Education is highly valued, and the state provides free education from primary school through to university for children who live in Mauritius. There is also a wide choice of international schools that are ideal for children moving from overseas to Mauritius.
Mauritius has a good bus service and it is the most economical way to travel and explore the island.
The best option to get around in Mauritius is by taxi. Though slightly expensive, these taxis are safe and comfortable, especially if you are travelling long distances. Do not encourage unlicensed taxis or taxis operating without metres as they can be unsafe. Since Mauritius has a good highway network from the north to the south of the island, hiring a self-drive car is a great way to discover the island. There are many local and international car rental companies but make sure you hire a car from a company which has a tourism enterprise license. Renting a self-drive car in Mauritius is fairly easy, foreign licenses are accepted as long as the driver is over 18 years of age.

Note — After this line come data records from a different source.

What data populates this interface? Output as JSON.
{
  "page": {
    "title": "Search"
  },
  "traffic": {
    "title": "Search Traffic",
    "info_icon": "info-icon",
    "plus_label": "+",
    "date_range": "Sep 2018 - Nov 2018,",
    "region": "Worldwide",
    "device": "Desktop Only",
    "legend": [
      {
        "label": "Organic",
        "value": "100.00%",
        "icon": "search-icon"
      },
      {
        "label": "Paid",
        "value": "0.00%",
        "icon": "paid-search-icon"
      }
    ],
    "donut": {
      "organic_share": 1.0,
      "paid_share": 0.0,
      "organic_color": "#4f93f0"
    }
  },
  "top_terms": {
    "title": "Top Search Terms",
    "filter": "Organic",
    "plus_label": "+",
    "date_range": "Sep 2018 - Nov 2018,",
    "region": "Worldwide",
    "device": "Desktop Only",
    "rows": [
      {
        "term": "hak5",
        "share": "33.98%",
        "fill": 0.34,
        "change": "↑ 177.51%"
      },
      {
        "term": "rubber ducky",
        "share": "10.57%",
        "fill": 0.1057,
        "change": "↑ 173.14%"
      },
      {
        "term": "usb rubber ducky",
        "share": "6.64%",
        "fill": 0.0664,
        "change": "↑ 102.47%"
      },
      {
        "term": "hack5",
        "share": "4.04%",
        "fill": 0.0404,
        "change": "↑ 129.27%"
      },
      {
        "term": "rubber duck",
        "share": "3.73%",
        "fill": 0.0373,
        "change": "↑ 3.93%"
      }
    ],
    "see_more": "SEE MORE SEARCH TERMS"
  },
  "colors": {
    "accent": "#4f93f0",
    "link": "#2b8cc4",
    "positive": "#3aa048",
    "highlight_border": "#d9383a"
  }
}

Mauritian Rail, connecting major towns and cities, is the preferred mode of travel, especially for long distances. Passing through the gorgeous Mauritian countryside, the train rides are extremely scenic.
Bicycles and motorbikes are also available for rent in Mauritius and are a great way to explore the island at your own pace.
Below are some typical questions asked about the lifestyle in Mauritius.
Foreign nationals may opt to invest, work, live or retire in Mauritius through various avenues namely the Occupation Permit, the Residence Permit, Young Professional Occupation Permit or the Permanent Residence Permit.
Please refer to our Business and Family Relocation page for more information.